_Work task_
Among these records, which lines include "content"? Copy them out.

_Records for this task_
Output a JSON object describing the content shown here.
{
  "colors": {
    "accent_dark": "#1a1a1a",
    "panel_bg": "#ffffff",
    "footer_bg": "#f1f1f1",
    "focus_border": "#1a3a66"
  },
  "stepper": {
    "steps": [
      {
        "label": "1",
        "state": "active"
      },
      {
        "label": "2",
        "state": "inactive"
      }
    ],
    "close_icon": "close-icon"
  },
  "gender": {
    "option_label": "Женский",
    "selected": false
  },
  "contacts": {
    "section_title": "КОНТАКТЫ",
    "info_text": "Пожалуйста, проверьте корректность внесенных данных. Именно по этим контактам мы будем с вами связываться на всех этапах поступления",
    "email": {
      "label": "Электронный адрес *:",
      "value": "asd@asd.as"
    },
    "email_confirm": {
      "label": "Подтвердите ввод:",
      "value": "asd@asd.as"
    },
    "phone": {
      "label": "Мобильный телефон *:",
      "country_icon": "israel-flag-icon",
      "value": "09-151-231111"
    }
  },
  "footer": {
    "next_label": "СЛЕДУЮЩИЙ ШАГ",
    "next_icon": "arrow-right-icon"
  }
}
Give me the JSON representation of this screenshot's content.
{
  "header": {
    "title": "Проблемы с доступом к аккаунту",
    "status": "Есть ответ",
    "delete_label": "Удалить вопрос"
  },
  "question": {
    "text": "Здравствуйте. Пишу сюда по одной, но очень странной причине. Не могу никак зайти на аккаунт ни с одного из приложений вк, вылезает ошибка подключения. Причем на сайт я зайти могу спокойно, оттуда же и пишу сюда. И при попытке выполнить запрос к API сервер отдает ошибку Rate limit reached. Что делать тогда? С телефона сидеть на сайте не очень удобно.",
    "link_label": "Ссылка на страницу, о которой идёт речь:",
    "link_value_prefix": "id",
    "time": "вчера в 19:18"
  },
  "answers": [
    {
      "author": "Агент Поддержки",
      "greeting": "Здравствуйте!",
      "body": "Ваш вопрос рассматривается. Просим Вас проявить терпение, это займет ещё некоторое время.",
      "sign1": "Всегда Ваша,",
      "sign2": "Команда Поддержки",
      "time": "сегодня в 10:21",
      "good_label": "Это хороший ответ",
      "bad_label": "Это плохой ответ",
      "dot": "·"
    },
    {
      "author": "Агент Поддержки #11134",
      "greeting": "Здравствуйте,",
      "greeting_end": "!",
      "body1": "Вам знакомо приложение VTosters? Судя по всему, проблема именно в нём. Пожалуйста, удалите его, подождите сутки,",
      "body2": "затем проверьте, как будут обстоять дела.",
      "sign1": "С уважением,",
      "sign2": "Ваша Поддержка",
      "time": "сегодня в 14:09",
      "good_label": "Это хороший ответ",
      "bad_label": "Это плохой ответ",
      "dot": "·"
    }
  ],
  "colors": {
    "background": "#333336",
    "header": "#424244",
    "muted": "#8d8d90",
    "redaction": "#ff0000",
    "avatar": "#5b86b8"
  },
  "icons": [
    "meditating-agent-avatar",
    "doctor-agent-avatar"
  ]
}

_Response to this exercise_
Output a JSON object describing the content shown here.
Give me the JSON representation of this screenshot's content.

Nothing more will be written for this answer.